Spend one week tracking how much time you spend using your phone, watching TV, and using the computer outside of essential activities such as work or school, connecting with family, or completing a virtual workout or health appointment. Add up the time and use this as a starting point as you work towards cutting out a little screen time each week.
2. Turn off notifications for non-essential apps.
Constantly getting notifications about breaking news from Twitter or new posts on Facebook can lead you to get caught scrolling through these apps for longer than you intend to. Limit the number of apps sending you notifications to just those you deem essential, such as calls, texts and emails so you’re less likely to feel there’s something you need to check immediately.
Additionally, pay attention to how certain apps make you feel. Do you get stressed any time you see a breaking news notification? Feel jealous looking at other people’s photos on Instagram? Allow these feelings to guide how much time you’re spending on certain apps. Consider deleting or setting a time limit for apps that leave you feeling poorly. For example, take just 15 minutes at the end of the day to check Facebook and set a timer so you don’t end up scrolling for hours.
3. Establish specific “no screen” times.
Commit to not using screens during specific time frames such as while eating dinner or after 10 p.m. Leave your phone or the remote in another room so you won’t be as tempted to pick up during the screen-free time frame.
Consider additional “screen free times” such as committing an hour every night to spend as a family without screens (board or card games are fun but still give you a screen break) or dedicating an hour of your weekend to get active without devices.
4. Stop device multitasking.
Do you find yourself picking up your phone while casually watching TV? Flipping on the TV as you’re finishing up the workday? Many of us are guilty of device multitasking, which can lead to less focus and more time using screens. Work on using only one device at a time so you can better focus on the task at hand, whether that be finishing an email or watching an episode of your favorite show.

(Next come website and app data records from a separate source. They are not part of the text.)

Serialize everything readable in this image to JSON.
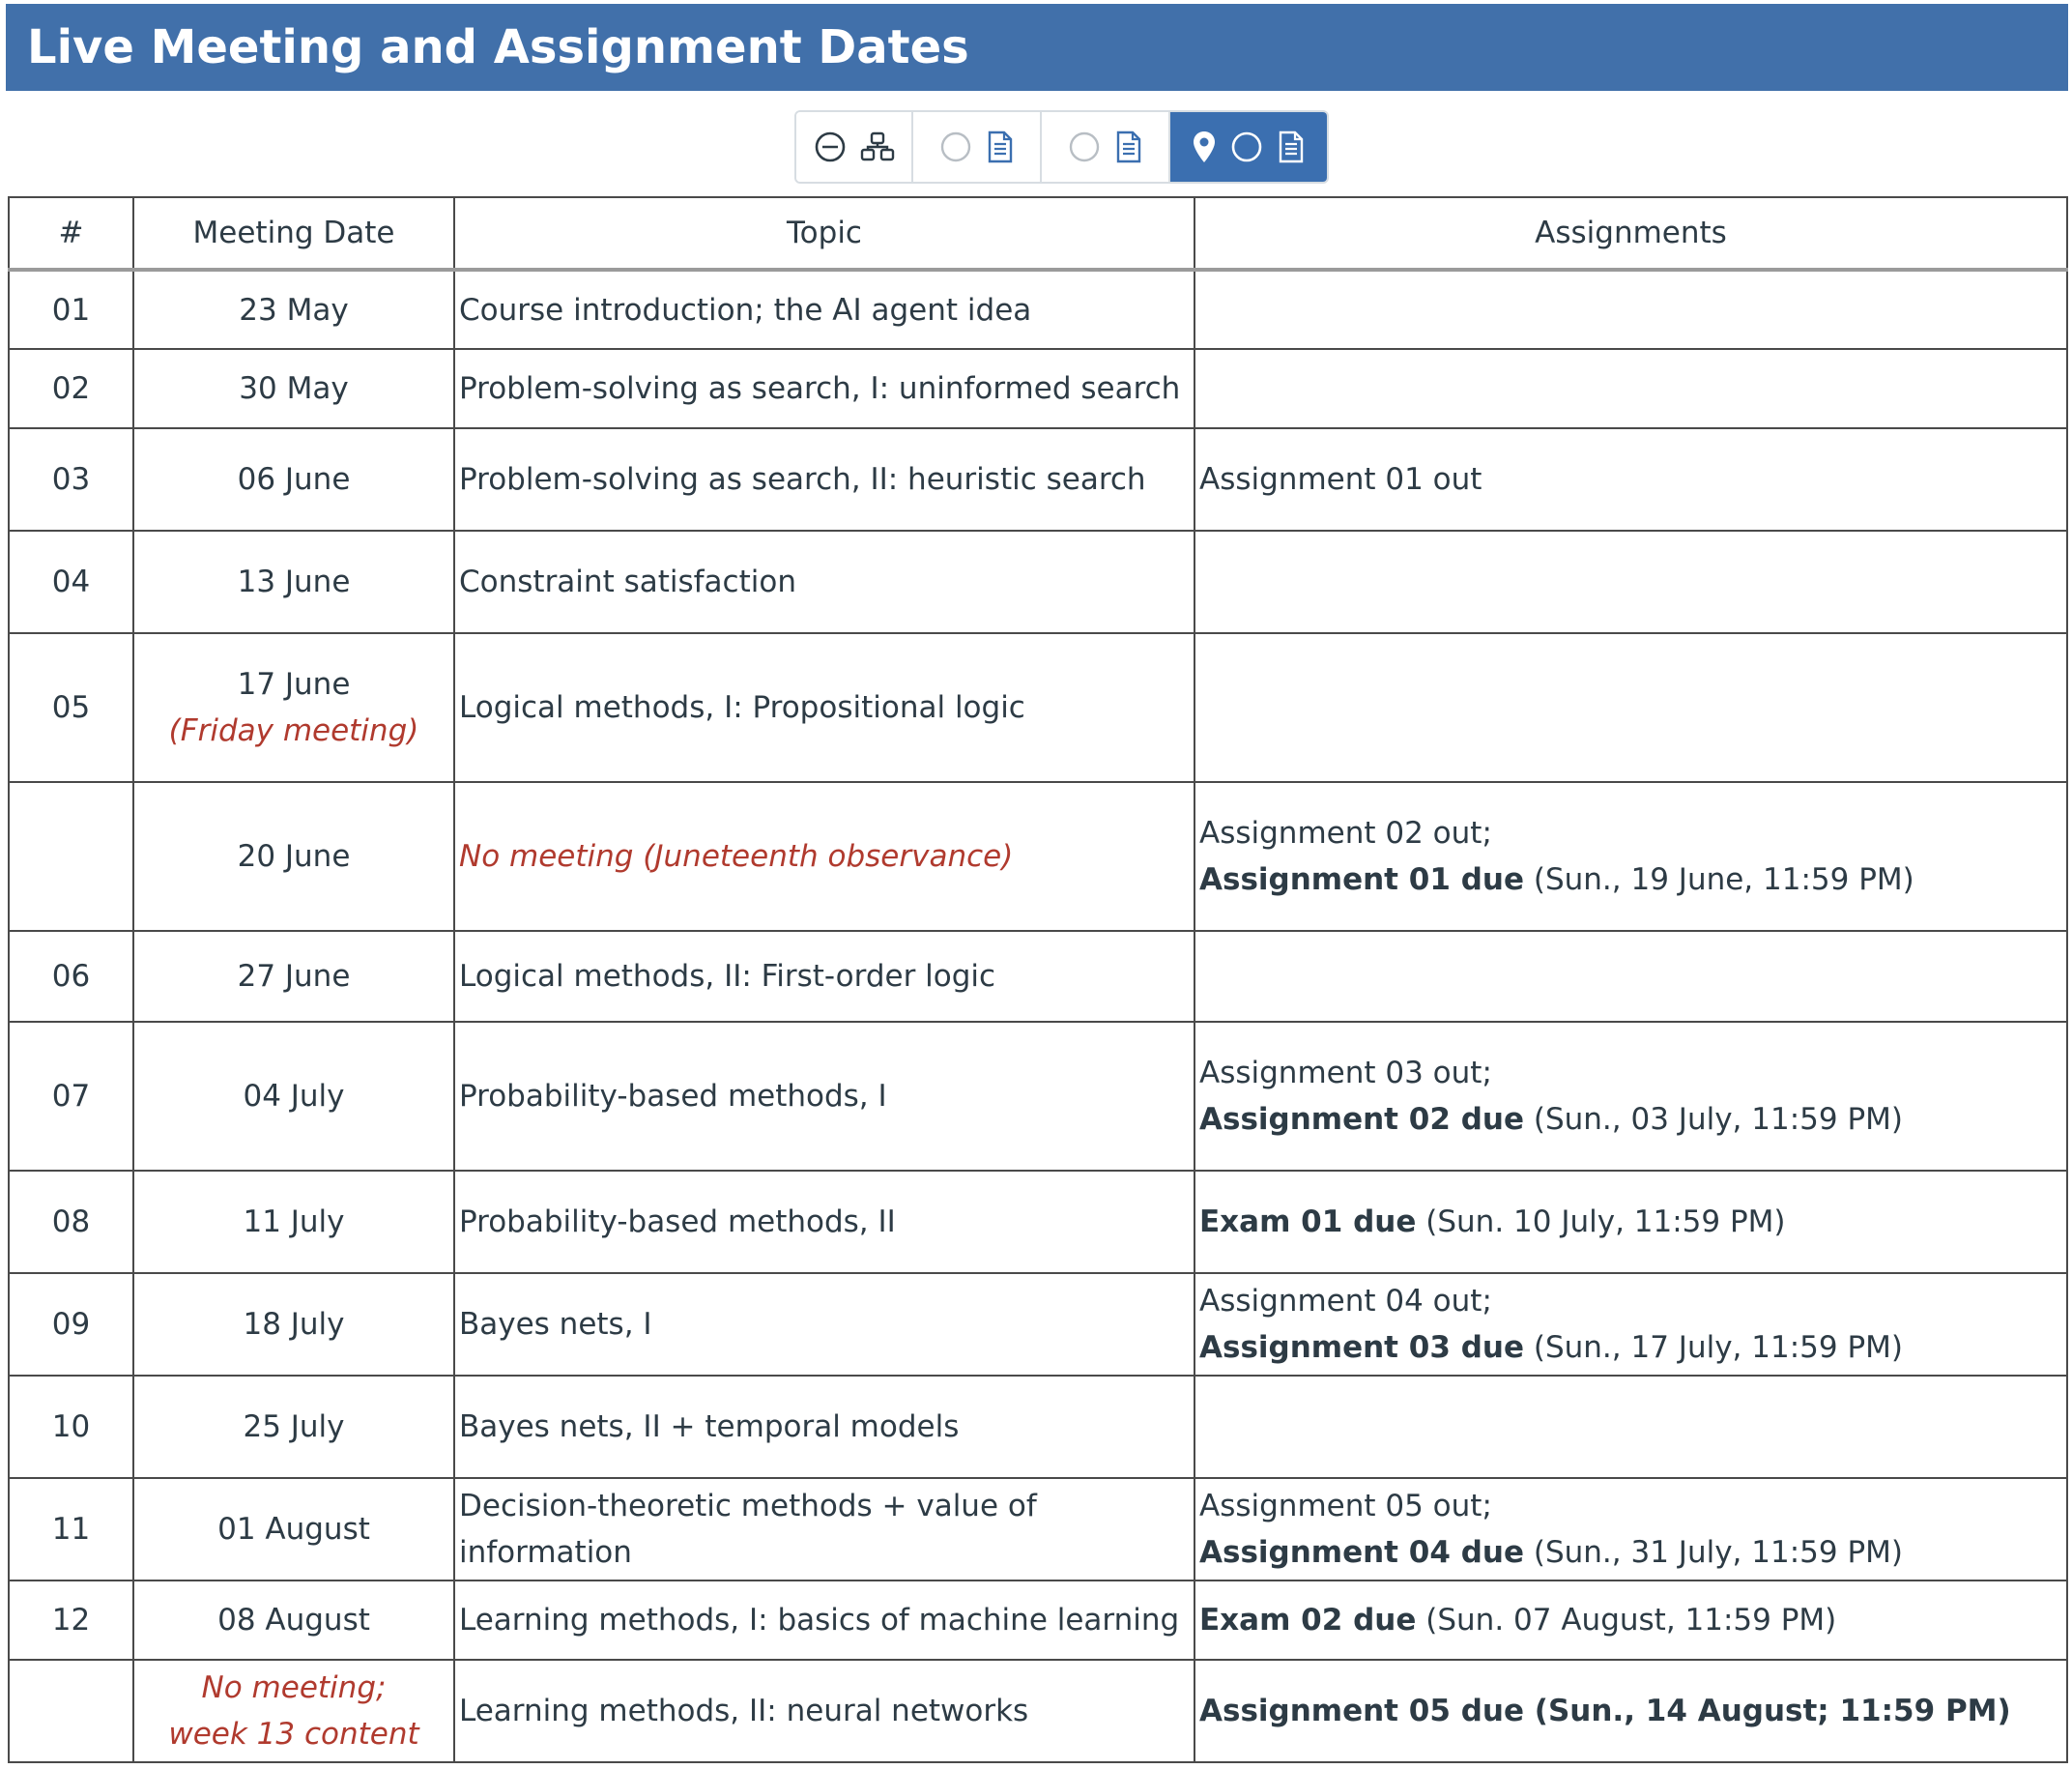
{
  "page": {
    "title": "Live Meeting and Assignment Dates"
  },
  "toolbar": {
    "buttons": [
      {
        "name": "view-collapse",
        "icons": [
          "minus-circle-icon",
          "hierarchy-icon"
        ],
        "selected": false
      },
      {
        "name": "view-outline",
        "icons": [
          "circle-outline-icon",
          "document-icon"
        ],
        "selected": false
      },
      {
        "name": "view-outline-2",
        "icons": [
          "circle-outline-icon",
          "document-icon"
        ],
        "selected": false
      },
      {
        "name": "view-located",
        "icons": [
          "location-pin-icon",
          "circle-outline-icon",
          "document-icon"
        ],
        "selected": true
      }
    ]
  },
  "table": {
    "headers": {
      "num": "#",
      "date": "Meeting Date",
      "topic": "Topic",
      "assignments": "Assignments"
    },
    "rows": [
      {
        "num": "01",
        "date": "23 May",
        "topic": "Course introduction; the AI agent idea"
      },
      {
        "num": "02",
        "date": "30 May",
        "topic": "Problem-solving as search, I: uninformed search"
      },
      {
        "num": "03",
        "date": "06 June",
        "topic": "Problem-solving as search, II: heuristic search",
        "assign1": "Assignment 01 out"
      },
      {
        "num": "04",
        "date": "13 June",
        "topic": "Constraint satisfaction"
      },
      {
        "num": "05",
        "date": "17 June",
        "date_note": "(Friday meeting)",
        "topic": "Logical methods, I: Propositional logic"
      },
      {
        "num": "",
        "date": "20 June",
        "topic_note": "No meeting (Juneteenth observance)",
        "assign1": "Assignment 02 out;",
        "assign_bold": "Assignment 01 due",
        "assign_rest": " (Sun., 19 June, 11:59 PM)"
      },
      {
        "num": "06",
        "date": "27 June",
        "topic": "Logical methods, II: First-order logic"
      },
      {
        "num": "07",
        "date": "04 July",
        "topic": "Probability-based methods, I",
        "assign1": "Assignment 03 out;",
        "assign_bold": "Assignment 02 due",
        "assign_rest": " (Sun., 03 July, 11:59 PM)"
      },
      {
        "num": "08",
        "date": "11 July",
        "topic": "Probability-based methods, II",
        "assign_bold": "Exam 01 due",
        "assign_rest": " (Sun. 10 July, 11:59 PM)"
      },
      {
        "num": "09",
        "date": "18 July",
        "topic": "Bayes nets, I",
        "assign1": "Assignment 04 out;",
        "assign_bold": "Assignment 03 due",
        "assign_rest": " (Sun., 17 July, 11:59 PM)"
      },
      {
        "num": "10",
        "date": "25 July",
        "topic": "Bayes nets, II + temporal models"
      },
      {
        "num": "11",
        "date": "01 August",
        "topic": "Decision-theoretic methods + value of information",
        "assign1": "Assignment 05 out;",
        "assign_bold": "Assignment 04 due",
        "assign_rest": " (Sun., 31 July, 11:59 PM)"
      },
      {
        "num": "12",
        "date": "08 August",
        "topic": "Learning methods, I: basics of machine learning",
        "assign_bold": "Exam 02 due",
        "assign_rest": " (Sun. 07 August, 11:59 PM)"
      },
      {
        "num": "",
        "date_note1": "No meeting;",
        "date_note2": "week 13 content",
        "topic": "Learning methods, II: neural networks",
        "assign_bold": "Assignment 05 due (Sun., 14 August; 11:59 PM)"
      }
    ]
  },
  "colors": {
    "banner": "#4170aa",
    "selected_button": "#3b6fb0",
    "note_red": "#b03a2e",
    "text": "#2d3b45"
  }
}
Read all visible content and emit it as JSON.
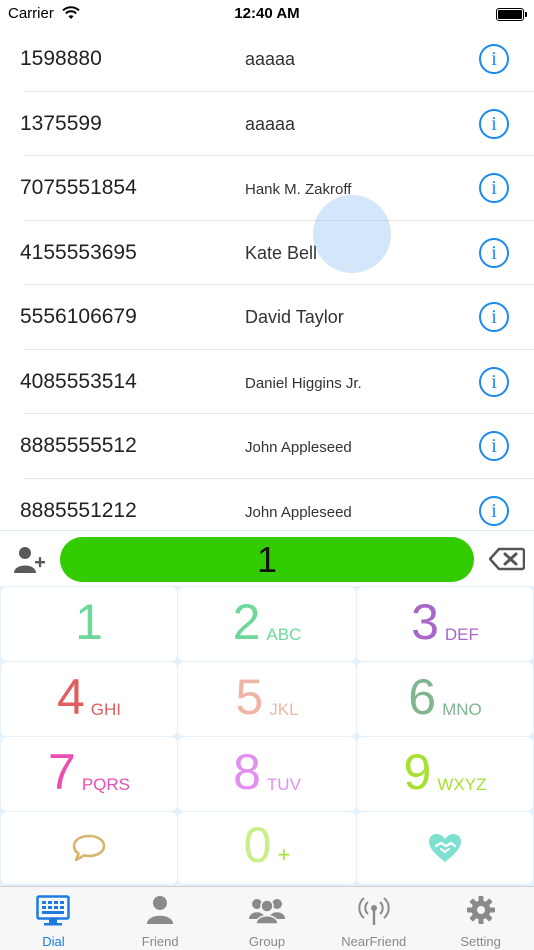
{
  "status_bar": {
    "carrier": "Carrier",
    "time": "12:40 AM"
  },
  "contacts": [
    {
      "number": "1598880",
      "name": "aaaaa",
      "size": "large"
    },
    {
      "number": "1375599",
      "name": "aaaaa",
      "size": "large"
    },
    {
      "number": "7075551854",
      "name": "Hank M. Zakroff",
      "size": "small"
    },
    {
      "number": "4155553695",
      "name": "Kate Bell",
      "size": "large"
    },
    {
      "number": "5556106679",
      "name": "David Taylor",
      "size": "large"
    },
    {
      "number": "4085553514",
      "name": "Daniel Higgins Jr.",
      "size": "small"
    },
    {
      "number": "8885555512",
      "name": "John Appleseed",
      "size": "small"
    },
    {
      "number": "8885551212",
      "name": "John Appleseed",
      "size": "small"
    }
  ],
  "info_glyph": "i",
  "dial": {
    "entered": "1"
  },
  "keypad": [
    {
      "digit": "1",
      "letters": ""
    },
    {
      "digit": "2",
      "letters": "ABC"
    },
    {
      "digit": "3",
      "letters": "DEF"
    },
    {
      "digit": "4",
      "letters": "GHI"
    },
    {
      "digit": "5",
      "letters": "JKL"
    },
    {
      "digit": "6",
      "letters": "MNO"
    },
    {
      "digit": "7",
      "letters": "PQRS"
    },
    {
      "digit": "8",
      "letters": "TUV"
    },
    {
      "digit": "9",
      "letters": "WXYZ"
    },
    {
      "digit": "0",
      "letters": "+"
    }
  ],
  "tabs": [
    {
      "label": "Dial",
      "icon": "dial-icon",
      "active": true
    },
    {
      "label": "Friend",
      "icon": "friend-icon",
      "active": false
    },
    {
      "label": "Group",
      "icon": "group-icon",
      "active": false
    },
    {
      "label": "NearFriend",
      "icon": "antenna-icon",
      "active": false
    },
    {
      "label": "Setting",
      "icon": "gear-icon",
      "active": false
    }
  ],
  "colors": {
    "accent": "#1b8af0",
    "dial_display": "#33cc00",
    "keypad_background": "#e4f0fa"
  }
}
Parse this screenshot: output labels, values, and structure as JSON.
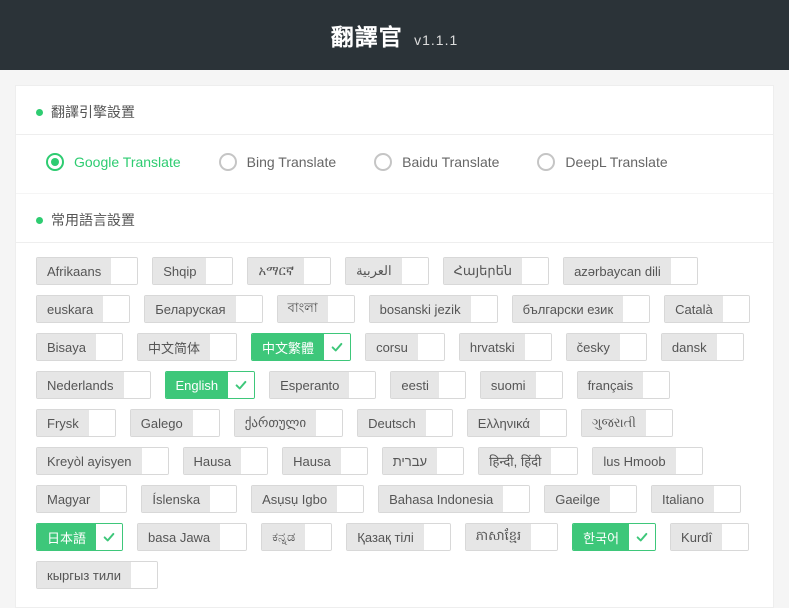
{
  "header": {
    "title": "翻譯官",
    "version": "v1.1.1"
  },
  "sections": {
    "engine_title": "翻譯引擎設置",
    "lang_title": "常用語言設置"
  },
  "engines": [
    {
      "id": "google",
      "label": "Google Translate",
      "selected": true
    },
    {
      "id": "bing",
      "label": "Bing Translate",
      "selected": false
    },
    {
      "id": "baidu",
      "label": "Baidu Translate",
      "selected": false
    },
    {
      "id": "deepl",
      "label": "DeepL Translate",
      "selected": false
    }
  ],
  "languages": [
    {
      "label": "Afrikaans",
      "selected": false
    },
    {
      "label": "Shqip",
      "selected": false
    },
    {
      "label": "አማርኛ",
      "selected": false
    },
    {
      "label": "العربية",
      "selected": false
    },
    {
      "label": "Հայերեն",
      "selected": false
    },
    {
      "label": "azərbaycan dili",
      "selected": false
    },
    {
      "label": "euskara",
      "selected": false
    },
    {
      "label": "Беларуская",
      "selected": false
    },
    {
      "label": "বাংলা",
      "selected": false
    },
    {
      "label": "bosanski jezik",
      "selected": false
    },
    {
      "label": "български език",
      "selected": false
    },
    {
      "label": "Català",
      "selected": false
    },
    {
      "label": "Bisaya",
      "selected": false
    },
    {
      "label": "中文简体",
      "selected": false
    },
    {
      "label": "中文繁體",
      "selected": true
    },
    {
      "label": "corsu",
      "selected": false
    },
    {
      "label": "hrvatski",
      "selected": false
    },
    {
      "label": "česky",
      "selected": false
    },
    {
      "label": "dansk",
      "selected": false
    },
    {
      "label": "Nederlands",
      "selected": false
    },
    {
      "label": "English",
      "selected": true
    },
    {
      "label": "Esperanto",
      "selected": false
    },
    {
      "label": "eesti",
      "selected": false
    },
    {
      "label": "suomi",
      "selected": false
    },
    {
      "label": "français",
      "selected": false
    },
    {
      "label": "Frysk",
      "selected": false
    },
    {
      "label": "Galego",
      "selected": false
    },
    {
      "label": "ქართული",
      "selected": false
    },
    {
      "label": "Deutsch",
      "selected": false
    },
    {
      "label": "Ελληνικά",
      "selected": false
    },
    {
      "label": "ગુજરાતી",
      "selected": false
    },
    {
      "label": "Kreyòl ayisyen",
      "selected": false
    },
    {
      "label": "Hausa",
      "selected": false
    },
    {
      "label": "Hausa",
      "selected": false
    },
    {
      "label": "עברית",
      "selected": false
    },
    {
      "label": "हिन्दी, हिंदी",
      "selected": false
    },
    {
      "label": "lus Hmoob",
      "selected": false
    },
    {
      "label": "Magyar",
      "selected": false
    },
    {
      "label": "Íslenska",
      "selected": false
    },
    {
      "label": "Asụsụ Igbo",
      "selected": false
    },
    {
      "label": "Bahasa Indonesia",
      "selected": false
    },
    {
      "label": "Gaeilge",
      "selected": false
    },
    {
      "label": "Italiano",
      "selected": false
    },
    {
      "label": "日本語",
      "selected": true
    },
    {
      "label": "basa Jawa",
      "selected": false
    },
    {
      "label": "ಕನ್ನಡ",
      "selected": false
    },
    {
      "label": "Қазақ тілі",
      "selected": false
    },
    {
      "label": "ភាសាខ្មែរ",
      "selected": false
    },
    {
      "label": "한국어",
      "selected": true
    },
    {
      "label": "Kurdî",
      "selected": false
    },
    {
      "label": "кыргыз тили",
      "selected": false
    }
  ]
}
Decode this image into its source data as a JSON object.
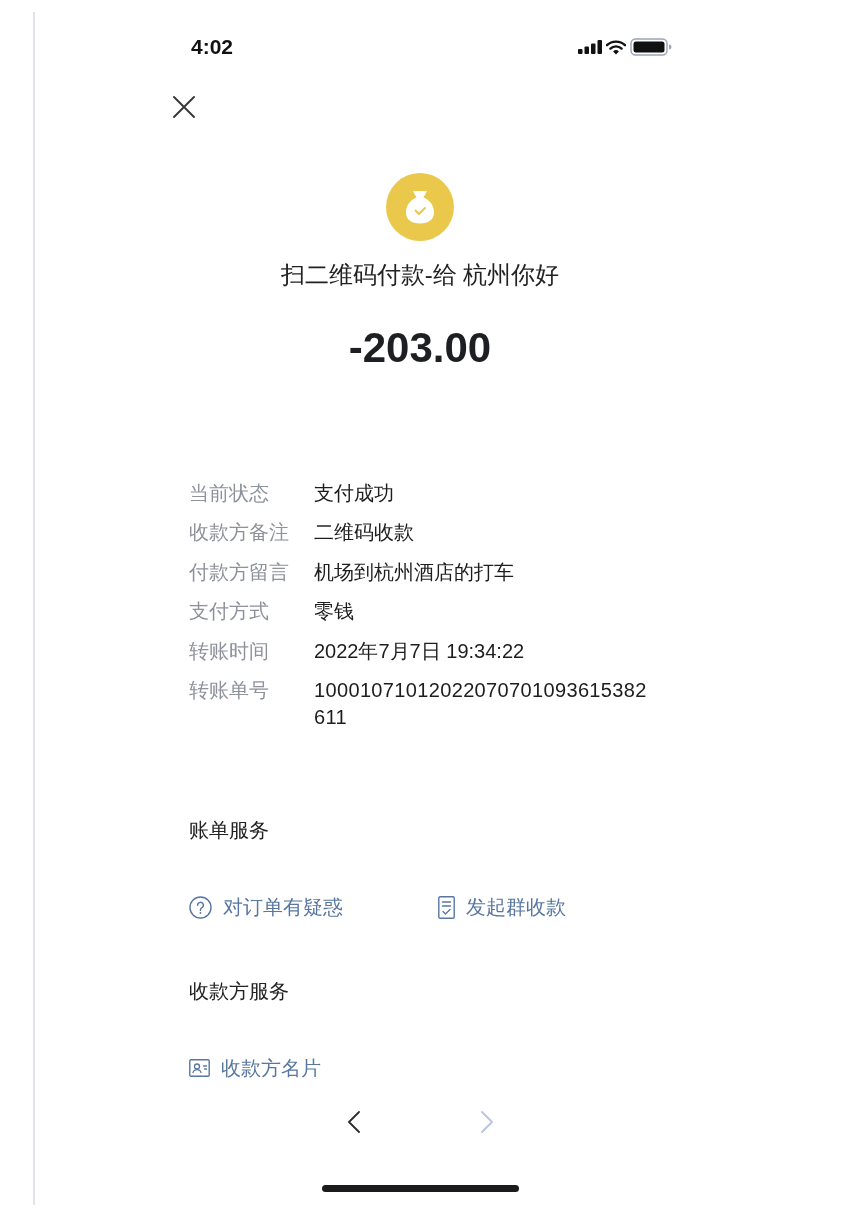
{
  "status_bar": {
    "time": "4:02"
  },
  "payment": {
    "title": "扫二维码付款-给 杭州你好",
    "amount": "-203.00"
  },
  "details": [
    {
      "label": "当前状态",
      "value": "支付成功"
    },
    {
      "label": "收款方备注",
      "value": "二维码收款"
    },
    {
      "label": "付款方留言",
      "value": "机场到杭州酒店的打车"
    },
    {
      "label": "支付方式",
      "value": "零钱"
    },
    {
      "label": "转账时间",
      "value": "2022年7月7日 19:34:22"
    },
    {
      "label": "转账单号",
      "value": "10001071012022070701093615382611"
    }
  ],
  "bill_services": {
    "heading": "账单服务",
    "items": [
      {
        "kind": "help",
        "label": "对订单有疑惑"
      },
      {
        "kind": "receipt",
        "label": "发起群收款"
      }
    ]
  },
  "payee_services": {
    "heading": "收款方服务",
    "items": [
      {
        "kind": "contact",
        "label": "收款方名片"
      }
    ]
  },
  "nav": {
    "back": {
      "disabled": false
    },
    "forward": {
      "disabled": true
    }
  }
}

5. Lead by example.
Have you ever noticed how if one person in the group picks up their phone, everyone slowly begins to? We tend to mimic the screen habits of those around us, whether it be friends or family. Once you begin to use your screens less, your family or friends will likely follow. Be the first to set down your phone and be the example. An easy idea for busy families is to commit to screen-free dinners by setting up a basket by the table. Every family member can drop their phone into the basket to enjoy a screen-free meal together. Pick it up at the end of 30-45 minutes. All of those alerts can wait while you enjoy a healthy meal and time together without staring at your phones.
6. Pick up the phone and call.
With so much extra screen time, people young and old are complaining about too many emails and texts. This is an easy fix with a good, old fashioned phone call when your eyes need a rest from all of those words. Call your parents, siblings, other family members or friends and as a bonus — head out for a quick walk or turn on the treadmill while you chat. Turn your time catching up into activity time. A screen break and some cardio is good for you, there are so many health benefits to walking even just 20 minutes a day.
Screens are an essential part of our daily life, especially during the ongoing pandemic and distancing for safety, but they don’t need to control it. Get smarter with your screen time and begin to spend more time meaningfully engaging with the people and environment around you.